In this portrait by Agnes Hiort, Waaler is facing almost straight forward, but with his head tilted slightly to one side so we see the face in almost three-quarters profile. He looks free and relaxed, with his right hand held elegantly in front of his stomach. He is wearing the Rector’s robe. The color contrasts with the blue and white background, which in the right corner is overcome by red tones much brighter than those of the cloak.

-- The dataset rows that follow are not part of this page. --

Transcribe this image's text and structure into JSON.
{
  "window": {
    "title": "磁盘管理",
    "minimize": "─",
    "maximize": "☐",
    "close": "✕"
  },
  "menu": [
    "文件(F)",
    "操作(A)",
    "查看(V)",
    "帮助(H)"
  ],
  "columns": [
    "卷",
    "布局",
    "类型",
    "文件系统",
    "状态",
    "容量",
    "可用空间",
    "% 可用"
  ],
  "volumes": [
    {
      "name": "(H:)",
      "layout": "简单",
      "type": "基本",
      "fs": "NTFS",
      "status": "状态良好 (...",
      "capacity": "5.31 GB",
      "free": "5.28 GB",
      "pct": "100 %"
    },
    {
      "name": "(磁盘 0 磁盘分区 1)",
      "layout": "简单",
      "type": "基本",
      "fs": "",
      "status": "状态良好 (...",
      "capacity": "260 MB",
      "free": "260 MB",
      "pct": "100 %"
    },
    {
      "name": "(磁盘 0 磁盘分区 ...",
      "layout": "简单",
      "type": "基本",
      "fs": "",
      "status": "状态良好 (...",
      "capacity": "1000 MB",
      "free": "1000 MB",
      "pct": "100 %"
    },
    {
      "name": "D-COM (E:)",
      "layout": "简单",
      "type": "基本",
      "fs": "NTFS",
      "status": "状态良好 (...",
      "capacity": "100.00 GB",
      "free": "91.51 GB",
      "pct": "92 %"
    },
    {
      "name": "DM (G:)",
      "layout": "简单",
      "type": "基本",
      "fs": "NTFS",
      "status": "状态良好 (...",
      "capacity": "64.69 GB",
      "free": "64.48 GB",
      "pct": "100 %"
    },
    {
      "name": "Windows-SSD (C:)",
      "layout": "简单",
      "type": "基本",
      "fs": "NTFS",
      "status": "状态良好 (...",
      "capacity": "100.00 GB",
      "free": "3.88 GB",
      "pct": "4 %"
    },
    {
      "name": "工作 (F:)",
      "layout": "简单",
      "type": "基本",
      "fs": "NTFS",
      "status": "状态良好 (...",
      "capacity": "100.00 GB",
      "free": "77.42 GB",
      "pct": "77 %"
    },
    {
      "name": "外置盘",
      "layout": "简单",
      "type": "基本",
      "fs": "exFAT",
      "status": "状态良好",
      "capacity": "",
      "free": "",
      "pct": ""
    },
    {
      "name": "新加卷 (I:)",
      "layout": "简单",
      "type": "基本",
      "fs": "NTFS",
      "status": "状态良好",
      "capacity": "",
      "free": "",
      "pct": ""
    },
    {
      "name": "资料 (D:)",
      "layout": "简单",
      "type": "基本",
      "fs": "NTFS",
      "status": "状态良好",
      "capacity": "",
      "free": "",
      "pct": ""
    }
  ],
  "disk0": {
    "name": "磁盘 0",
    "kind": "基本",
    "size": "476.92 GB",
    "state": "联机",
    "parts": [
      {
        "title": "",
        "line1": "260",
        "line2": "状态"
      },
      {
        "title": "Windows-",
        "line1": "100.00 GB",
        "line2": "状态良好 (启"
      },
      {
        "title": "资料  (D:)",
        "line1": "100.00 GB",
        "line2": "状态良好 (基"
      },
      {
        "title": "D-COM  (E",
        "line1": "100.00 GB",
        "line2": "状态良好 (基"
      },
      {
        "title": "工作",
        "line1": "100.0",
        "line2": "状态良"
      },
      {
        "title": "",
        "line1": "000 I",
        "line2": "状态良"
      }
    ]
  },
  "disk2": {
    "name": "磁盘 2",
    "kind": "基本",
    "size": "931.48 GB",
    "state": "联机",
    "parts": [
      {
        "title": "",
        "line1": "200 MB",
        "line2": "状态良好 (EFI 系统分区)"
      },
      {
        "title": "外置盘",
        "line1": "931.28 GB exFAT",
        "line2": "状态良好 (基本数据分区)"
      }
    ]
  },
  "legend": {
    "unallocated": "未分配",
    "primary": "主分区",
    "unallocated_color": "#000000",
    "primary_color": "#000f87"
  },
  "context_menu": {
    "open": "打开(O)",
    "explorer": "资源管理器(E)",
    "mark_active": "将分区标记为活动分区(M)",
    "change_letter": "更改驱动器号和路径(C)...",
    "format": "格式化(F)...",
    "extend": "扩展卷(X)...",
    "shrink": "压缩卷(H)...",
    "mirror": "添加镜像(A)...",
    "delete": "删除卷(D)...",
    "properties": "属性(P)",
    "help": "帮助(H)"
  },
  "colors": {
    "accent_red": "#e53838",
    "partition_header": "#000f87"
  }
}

Agnes Hiort (1899-1984) worked primarily as a portrait painter. She painted several portraits of the royal family, and of famous art personalities such as Fartein Valen and Nini Roll Anker. Early in her career she mostly made landscape paintings and pictures with religious motifs, but when she started getting more commissions, they were almost exclusively portraits. Hiort-painted in a soft, harmonious color palette, but still with a wide specter and a sense for color. Her strokes are loose, but the presentation of the portrayed character is pronounced. Although she captured people’s character, she never tipped over into caricature. She had too finely tuned an understanding of human nature for that.